A must see in our calendar is the Venice “Biennale Arte”. Being the world’s biggest and oldest art festival every odd year over half a million people visit Venice to discover new artists and the latest art trends. This 57th International Art Exhibition, titled “VIVA ARTE VIVA” has been curated by Christine Marcel of the Pompidou Centre in Paris, which she describes as “a Biennale designed for artists, by artists, with their practice in the centre”. At Arsenale and Giardini venues we can find the vast majority of works, although we can find different art pieces along the city. For those of you who are planning a trip to Venice, you have a chance to visit the Biennale until November 26, 2017. Here you have our list of favourites, so you can’t miss anything.
Two large hands emerge from the Grand Canal to protect and support the historic building of the Ca’ Sagredo Hotel. The hands symbolise tools that can both destroy the world, but also have the capacity to save it. With this installation, Quinn draws attention to the delicate situation of global warming and climate changes. The sculpture generates an immediate understanding of the environmental impact for places such as Venice (and the world) is threatened by rising sea levels.
This exhibition is his most complex project to date. It is displayed across 5,000 square meters within the space of two museums: Palazzo Grassi and Punta dellaDogana.“Treasures from the Wreck of the Unbelievable” tells the story of the ancient wreck of a vast ship, the ‘Unbelievable’, and exhibits simulations of what was discovered of its cargo: the impressive collection of Aulus Calidius Amotan – a freed slave better known as Cif Amotan II – which was destined for a temple dedicated to the sun. PalazzioGrassi main atrium keeps the biggest discovery of the cargo: an 18 meters gargantuan statue of the “Demon with bowl”.
For the centenary of EttoreSottssas birth, the architect Charles Zana sets up the exhibition “DIALOGO”, which brings together over 70 pieces. The exhibition of Milanese designer and Memphis group founder EttoreSottsass and his little-known ceramics is displayed at Olivetti’s Venice showroom, which was renovated by Venetian architect Carlo Scarpa in 1957.

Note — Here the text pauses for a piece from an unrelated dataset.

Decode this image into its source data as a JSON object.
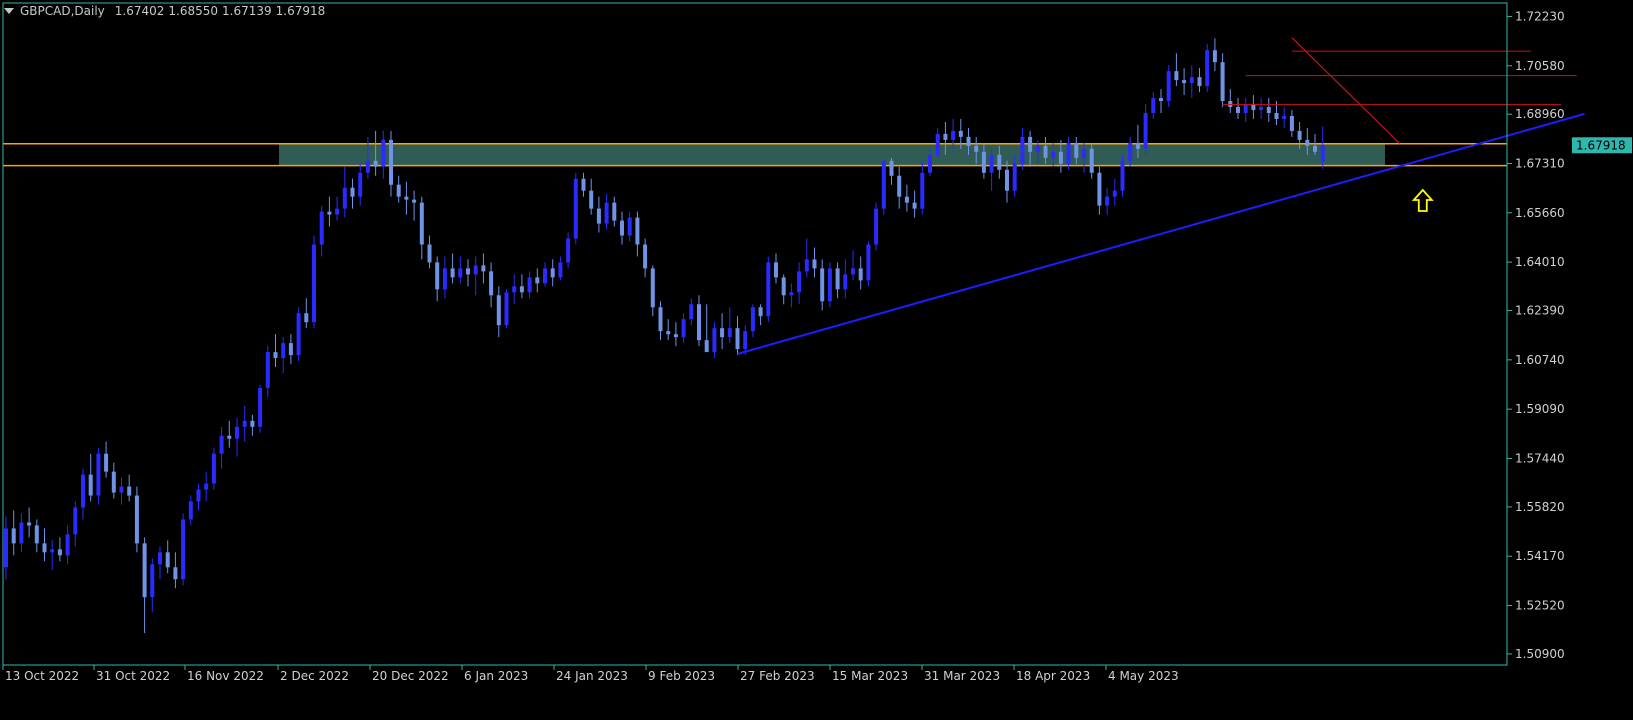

The sculpture was created by the late American artist James Lee Byars in 1976 but is being exhibited in a public space for the first time. Presented by Fondazione Giuliani and Michael Werner Gallery, the glowing tower is entirely gilded and took several months to craft. This giant gold beacon is located in the Dorsoduro, between the Accademia and the Peggy Guggenheim Collection and it is visible throughout many areas of the city. The tower’s brilliant gilded surface echoes the golden mosaic façade of the adjacent Palazzo Barbarigo.